After COVID-19 vaccines became more widespread in 2021, many companies started transitioning back to a full-time or hybrid in-office work schedule; however, with COVID-19 variants like Delta and Omicron, it’s possible many employees feel anxious about returning to the office.
For employers facing this challenge, here are some best practices for easing employee anxiety brought about by returning to the office as well as strategies to communicate new policies or procedures you design to keep workers safe.
Identify the root cause of the anxiety
Before you can help employees manage their office-induced anxiety, you have to identify its source. Anxiety about returning to the office takes many forms; perhaps it’s logistical anxiety, social anxiety, professional anxiety or worry about routine disruption. It can be difficult to isolate one root cause of anxiety, so open a dialogue with your employees in ways they feel comfortable discussing their workplace stress. You can even create an anonymous form to give employees the freedom to speak their minds without fear of personal judgment or retaliation.
Offer tools and resources for coping with anxiety
You can help ease anxiety in the office by educating your employees on symptoms such as panic attacks, disassociation, or general stress as well as coping strategies. Your employees can practice coping strategies at their desks or at dedicated meditation time in the office. These tools can range from simple breathing activities to body scans and grounding processes.. With resources focused on mental health and wellness, you can help employees communicate their anxiety and work through it to better focus themselves on the task at hand.
Be as flexible as possible
The pandemic taught the business world how to work differently, and many employees got used to remote work. In fact, the vast majority never want to go back to a full-time in-office schedule. A 2021 FlexJobs survey found that 98% of employees who went remote during COVID-19 either want to stay remote permanently (65%) or have a hybrid work option (33%). Moreover, nearly 60% of survey respondents “would absolutely look for a new job” if they couldn’t continue working remotely in their current position.
If your business can operate fully remotely, it may be in your company’s best interest to be flexible about when and how often your workers need to be in the office. Flexible policies will make your employees feel more valued and also allow them to create a work schedule that is optimized for their life when attempting to return to in-person work.
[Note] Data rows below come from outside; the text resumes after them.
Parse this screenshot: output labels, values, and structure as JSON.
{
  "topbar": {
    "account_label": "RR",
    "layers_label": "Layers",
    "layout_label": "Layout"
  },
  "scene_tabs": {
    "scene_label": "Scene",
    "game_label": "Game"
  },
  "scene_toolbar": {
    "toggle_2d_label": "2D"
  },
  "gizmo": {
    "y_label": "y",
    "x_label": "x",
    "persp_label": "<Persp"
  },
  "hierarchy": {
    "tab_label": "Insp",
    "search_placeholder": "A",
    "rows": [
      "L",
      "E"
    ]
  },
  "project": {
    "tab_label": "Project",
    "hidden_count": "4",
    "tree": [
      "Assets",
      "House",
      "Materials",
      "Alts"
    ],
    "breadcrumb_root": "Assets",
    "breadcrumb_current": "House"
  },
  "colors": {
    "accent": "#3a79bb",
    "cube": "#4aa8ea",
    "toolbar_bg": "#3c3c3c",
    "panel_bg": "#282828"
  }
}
Some of your employees may be upset or confused as to why they have to return to the office at all. It’s important to clearly communicate your reasoning for returning to the office. This establishes a clear and transparent dialogue between senior leadership and your employees. It also shows employees that there is a reason and decision-making process behind this move and that it wasn’t made just to get bodies back into the office. Take the time to explain what might change about their work schedules and expectations (if anything will change), and be willing to have conversations with employees who have questions.
Ensure your team understands vaccine, testing or masking protocols
For many employees, returning to the office means putting themselves and their families at risk of contracting COVID-19, even if they are vaccinated. If your business has implemented any policies about vaccinations, testing or wearing masks in the office, communicating these initiatives clearly and frequently may help put employees at ease about being around their co-workers.
Meet your employees where they are and ask for feedback
Your employees are likely experiencing different levels of anxiety depending on their personal circumstances and concerns. That’s why you need to meet employees where they are and include everyone in the conversation whenever possible. When crafting policies to help reduce anxiety, allow employees to express their concerns and questions. Take their feedback into consideration and ask them what, if anything, might make their return to the office easier, and offer compromises when possible.